Task
The answer must be one number: how many lines in the data below include the string "structured".

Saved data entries
+-------+

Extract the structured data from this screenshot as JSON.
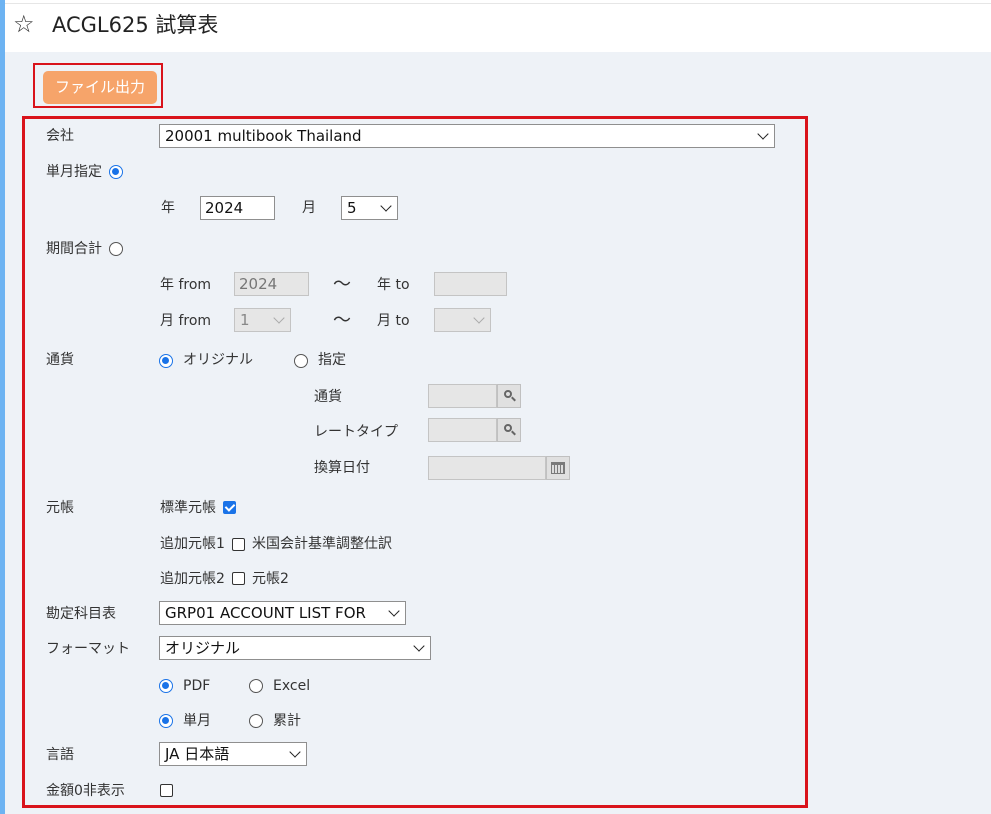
{
  "header": {
    "title": "ACGL625 試算表",
    "star_icon": "star-outline-icon"
  },
  "toolbar": {
    "file_output_label": "ファイル出力"
  },
  "form": {
    "company": {
      "label": "会社",
      "value": "20001 multibook Thailand"
    },
    "single_month": {
      "label": "単月指定",
      "selected": true,
      "year_label": "年",
      "year_value": "2024",
      "month_label": "月",
      "month_value": "5"
    },
    "period_total": {
      "label": "期間合計",
      "selected": false,
      "year_from_label": "年 from",
      "year_from_value": "2024",
      "year_to_label": "年 to",
      "year_to_value": "",
      "month_from_label": "月 from",
      "month_from_value": "1",
      "month_to_label": "月 to",
      "month_to_value": "",
      "tilde": "〜"
    },
    "currency": {
      "label": "通貨",
      "original_label": "オリジナル",
      "specified_label": "指定",
      "selected": "original",
      "currency_field_label": "通貨",
      "currency_field_value": "",
      "rate_type_label": "レートタイプ",
      "rate_type_value": "",
      "conversion_date_label": "換算日付",
      "conversion_date_value": ""
    },
    "ledger": {
      "label": "元帳",
      "standard_label": "標準元帳",
      "standard_checked": true,
      "additional1_label": "追加元帳1",
      "additional1_option": "米国会計基準調整仕訳",
      "additional1_checked": false,
      "additional2_label": "追加元帳2",
      "additional2_option": "元帳2",
      "additional2_checked": false
    },
    "chart_of_accounts": {
      "label": "勘定科目表",
      "value": "GRP01 ACCOUNT LIST FOR"
    },
    "format": {
      "label": "フォーマット",
      "value": "オリジナル",
      "pdf_label": "PDF",
      "excel_label": "Excel",
      "output_type": "pdf",
      "single_month_label": "単月",
      "cumulative_label": "累計",
      "aggregation": "single_month"
    },
    "language": {
      "label": "言語",
      "value": "JA 日本語"
    },
    "hide_zero": {
      "label": "金額0非表示",
      "checked": false
    }
  },
  "colors": {
    "accent": "#1a73e8",
    "button_orange": "#f6a46a",
    "highlight_red": "#d9131b",
    "left_bar": "#6db3f2"
  }
}
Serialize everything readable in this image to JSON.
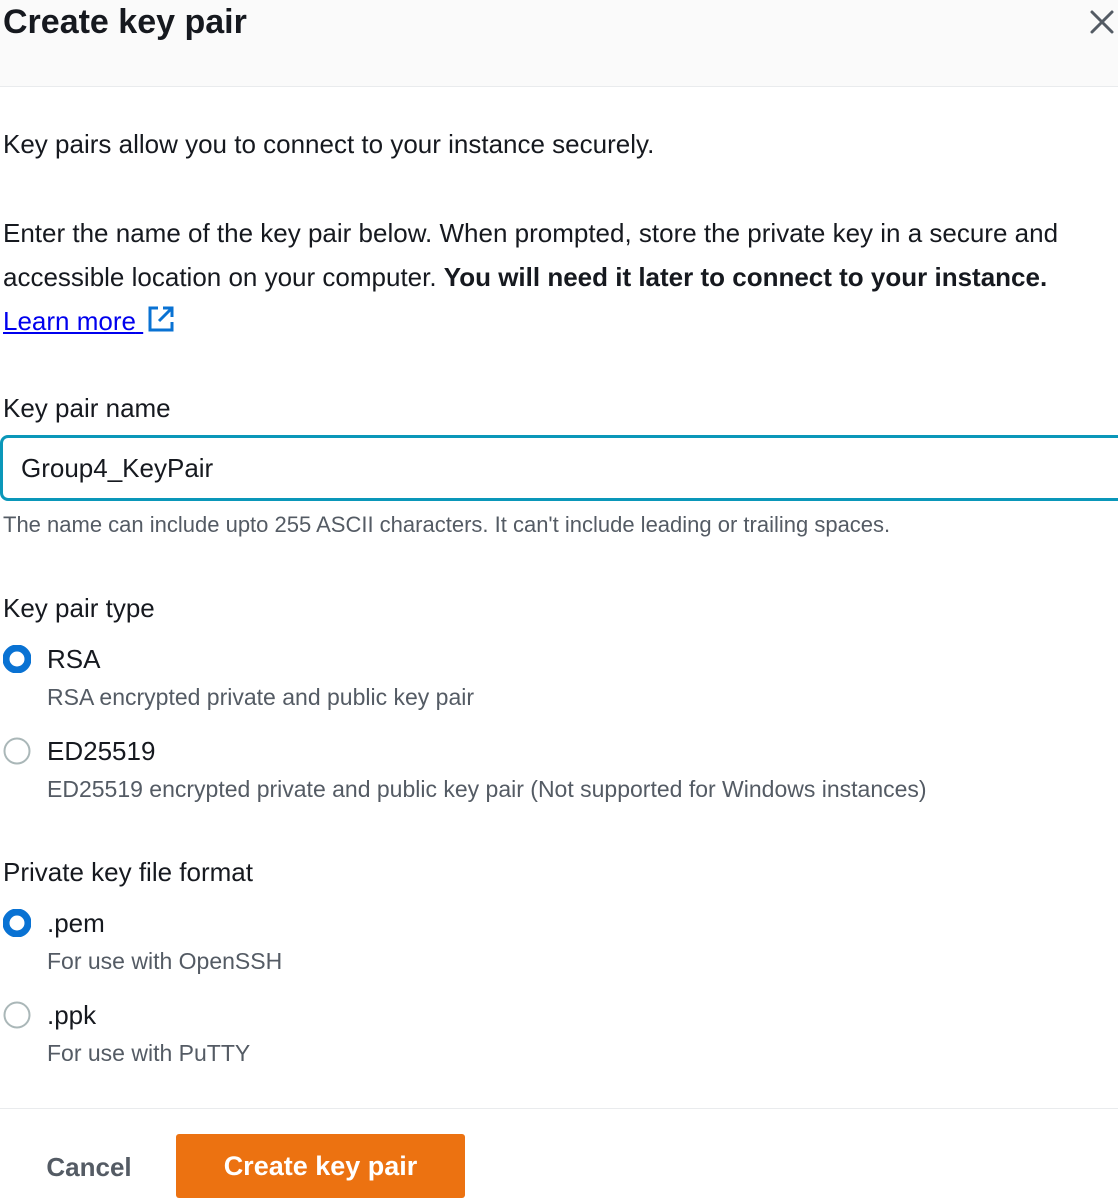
{
  "dialog": {
    "title": "Create key pair",
    "close_icon": "close-icon"
  },
  "intro": "Key pairs allow you to connect to your instance securely.",
  "description": {
    "text": "Enter the name of the key pair below. When prompted, store the private key in a secure and accessible location on your computer. ",
    "bold": "You will need it later to connect to your instance.",
    "link": "Learn more",
    "link_icon": "external-link-icon"
  },
  "key_pair_name": {
    "label": "Key pair name",
    "value": "Group4_KeyPair",
    "hint": "The name can include upto 255 ASCII characters. It can't include leading or trailing spaces."
  },
  "key_pair_type": {
    "label": "Key pair type",
    "options": [
      {
        "label": "RSA",
        "description": "RSA encrypted private and public key pair",
        "selected": true
      },
      {
        "label": "ED25519",
        "description": "ED25519 encrypted private and public key pair (Not supported for Windows instances)",
        "selected": false
      }
    ]
  },
  "file_format": {
    "label": "Private key file format",
    "options": [
      {
        "label": ".pem",
        "description": "For use with OpenSSH",
        "selected": true
      },
      {
        "label": ".ppk",
        "description": "For use with PuTTY",
        "selected": false
      }
    ]
  },
  "footer": {
    "cancel_label": "Cancel",
    "create_label": "Create key pair"
  },
  "colors": {
    "primary_button": "#ec7211",
    "input_focus_border": "#0a97b9",
    "radio_selected": "#0972d3",
    "link": "#0000ee"
  }
}
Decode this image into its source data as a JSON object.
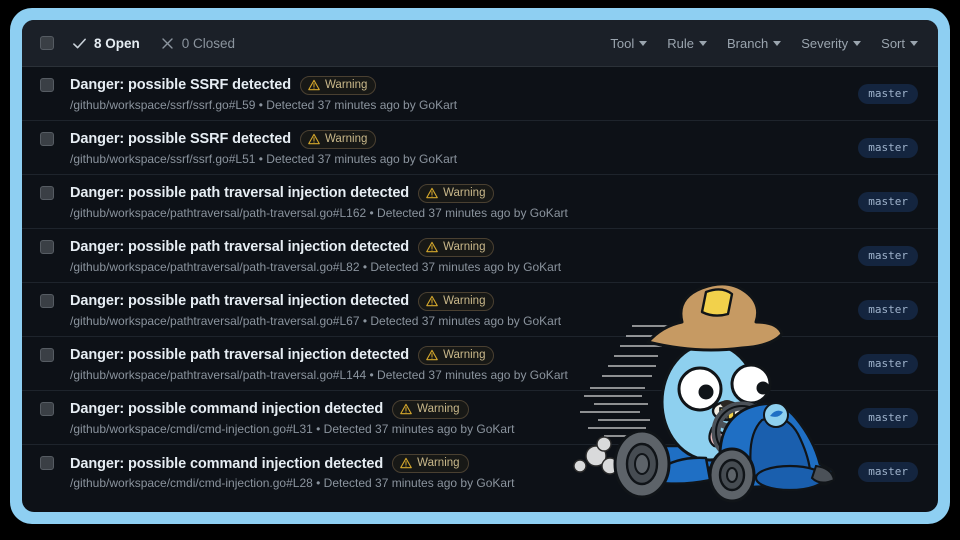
{
  "window": {
    "frame_color": "#8ecff2",
    "background": "#0d1117",
    "toolbar_background": "#1b2028"
  },
  "toolbar": {
    "select_all_checkbox": "",
    "open_count_label": "8 Open",
    "closed_count_label": "0 Closed",
    "open_icon": "check-icon",
    "closed_icon": "x-icon",
    "filters": [
      {
        "label": "Tool",
        "icon": "chevron-down-icon"
      },
      {
        "label": "Rule",
        "icon": "chevron-down-icon"
      },
      {
        "label": "Branch",
        "icon": "chevron-down-icon"
      },
      {
        "label": "Severity",
        "icon": "chevron-down-icon"
      },
      {
        "label": "Sort",
        "icon": "chevron-down-icon"
      }
    ]
  },
  "severity": {
    "label": "Warning",
    "icon": "warning-triangle-icon",
    "color": "#d4a72c"
  },
  "issues": [
    {
      "title": "Danger: possible SSRF detected",
      "severity": "Warning",
      "meta": "/github/workspace/ssrf/ssrf.go#L59 • Detected 37 minutes ago by GoKart",
      "branch": "master"
    },
    {
      "title": "Danger: possible SSRF detected",
      "severity": "Warning",
      "meta": "/github/workspace/ssrf/ssrf.go#L51 • Detected 37 minutes ago by GoKart",
      "branch": "master"
    },
    {
      "title": "Danger: possible path traversal injection detected",
      "severity": "Warning",
      "meta": "/github/workspace/pathtraversal/path-traversal.go#L162 • Detected 37 minutes ago by GoKart",
      "branch": "master"
    },
    {
      "title": "Danger: possible path traversal injection detected",
      "severity": "Warning",
      "meta": "/github/workspace/pathtraversal/path-traversal.go#L82 • Detected 37 minutes ago by GoKart",
      "branch": "master"
    },
    {
      "title": "Danger: possible path traversal injection detected",
      "severity": "Warning",
      "meta": "/github/workspace/pathtraversal/path-traversal.go#L67 • Detected 37 minutes ago by GoKart",
      "branch": "master"
    },
    {
      "title": "Danger: possible path traversal injection detected",
      "severity": "Warning",
      "meta": "/github/workspace/pathtraversal/path-traversal.go#L144 • Detected 37 minutes ago by GoKart",
      "branch": "master"
    },
    {
      "title": "Danger: possible command injection detected",
      "severity": "Warning",
      "meta": "/github/workspace/cmdi/cmd-injection.go#L31 • Detected 37 minutes ago by GoKart",
      "branch": "master"
    },
    {
      "title": "Danger: possible command injection detected",
      "severity": "Warning",
      "meta": "/github/workspace/cmdi/cmd-injection.go#L28 • Detected 37 minutes ago by GoKart",
      "branch": "master"
    }
  ],
  "mascot": {
    "name": "gokart-gopher-mascot",
    "description": "Go gopher in cowboy hat driving a blue go-kart"
  }
}
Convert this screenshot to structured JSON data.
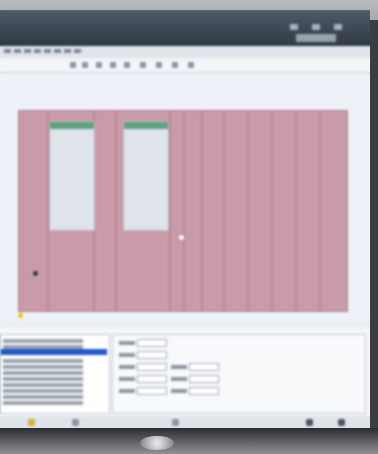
{
  "app": {
    "title": ""
  },
  "colors": {
    "cabinet_fill": "#c99aa8",
    "panel_header": "#5fa27f",
    "selection": "#2457c9",
    "titlebar": "#2f3945"
  },
  "icons": [
    "close-icon",
    "restore-icon",
    "minimize-icon",
    "tool-icon",
    "status-warning-icon",
    "status-info-icon"
  ],
  "panels": {
    "panel_a": {
      "state": "selected-window"
    },
    "panel_b": {
      "state": "selected-window"
    }
  }
}
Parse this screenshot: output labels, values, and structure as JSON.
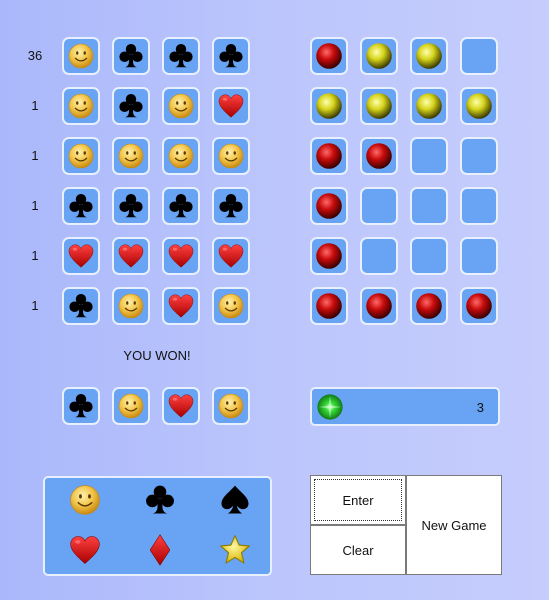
{
  "rows": [
    {
      "count": "36",
      "guess": [
        "smiley",
        "club",
        "club",
        "club"
      ],
      "feedback": [
        "red",
        "yellow",
        "yellow",
        "empty"
      ]
    },
    {
      "count": "1",
      "guess": [
        "smiley",
        "club",
        "smiley",
        "heart"
      ],
      "feedback": [
        "yellow",
        "yellow",
        "yellow",
        "yellow"
      ]
    },
    {
      "count": "1",
      "guess": [
        "smiley",
        "smiley",
        "smiley",
        "smiley"
      ],
      "feedback": [
        "red",
        "red",
        "empty",
        "empty"
      ]
    },
    {
      "count": "1",
      "guess": [
        "club",
        "club",
        "club",
        "club"
      ],
      "feedback": [
        "red",
        "empty",
        "empty",
        "empty"
      ]
    },
    {
      "count": "1",
      "guess": [
        "heart",
        "heart",
        "heart",
        "heart"
      ],
      "feedback": [
        "red",
        "empty",
        "empty",
        "empty"
      ]
    },
    {
      "count": "1",
      "guess": [
        "club",
        "smiley",
        "heart",
        "smiley"
      ],
      "feedback": [
        "red",
        "red",
        "red",
        "red"
      ]
    }
  ],
  "message": "YOU WON!",
  "solution": [
    "club",
    "smiley",
    "heart",
    "smiley"
  ],
  "status_value": "3",
  "palette": [
    "smiley",
    "club",
    "spade",
    "heart",
    "diamond",
    "star"
  ],
  "buttons": {
    "enter": "Enter",
    "clear": "Clear",
    "new_game": "New Game"
  },
  "colors": {
    "tile": "#69a4f4",
    "tile_border": "#e8f0ff",
    "background": "#b6c1fc"
  }
}
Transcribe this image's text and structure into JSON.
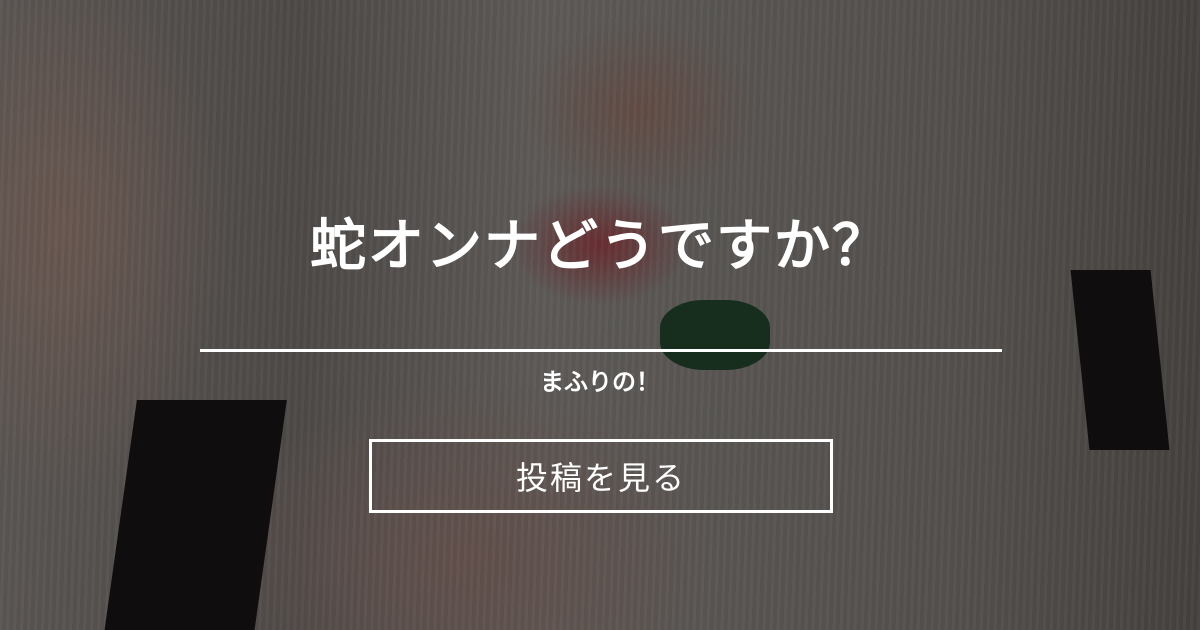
{
  "card": {
    "title": "蛇オンナどうですか？",
    "author": "まふりの！",
    "view_button_label": "投稿を見る"
  },
  "colors": {
    "text": "#ffffff",
    "overlay": "rgba(0,0,0,0.5)"
  }
}
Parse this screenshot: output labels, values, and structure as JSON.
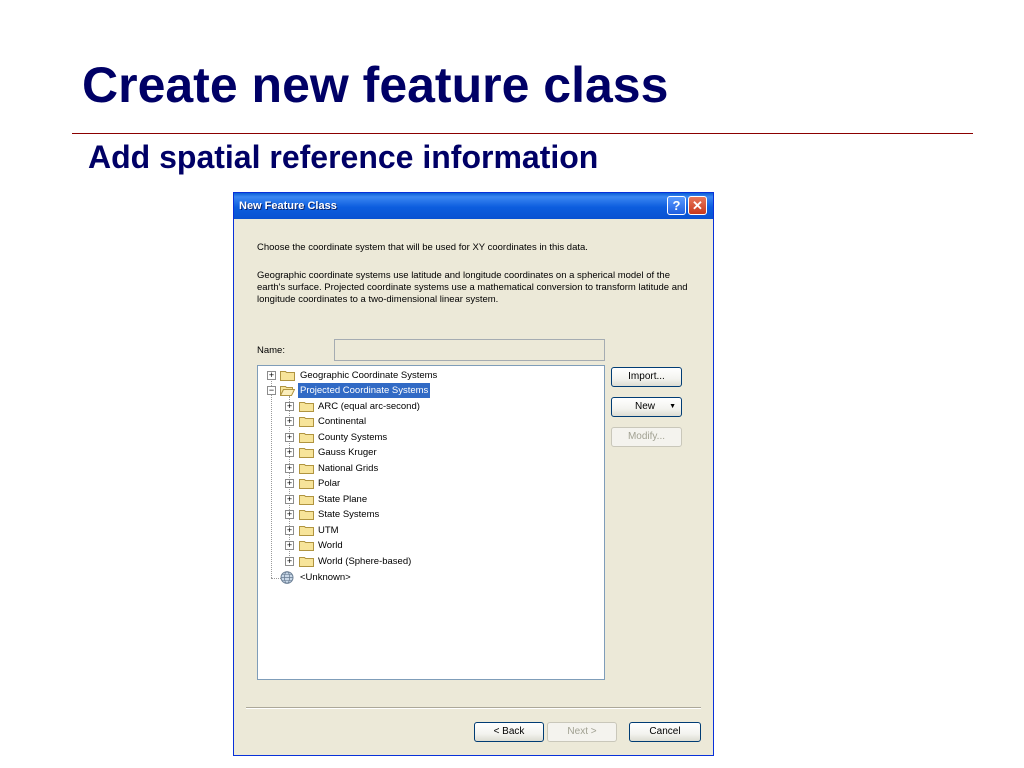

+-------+

Written solution
2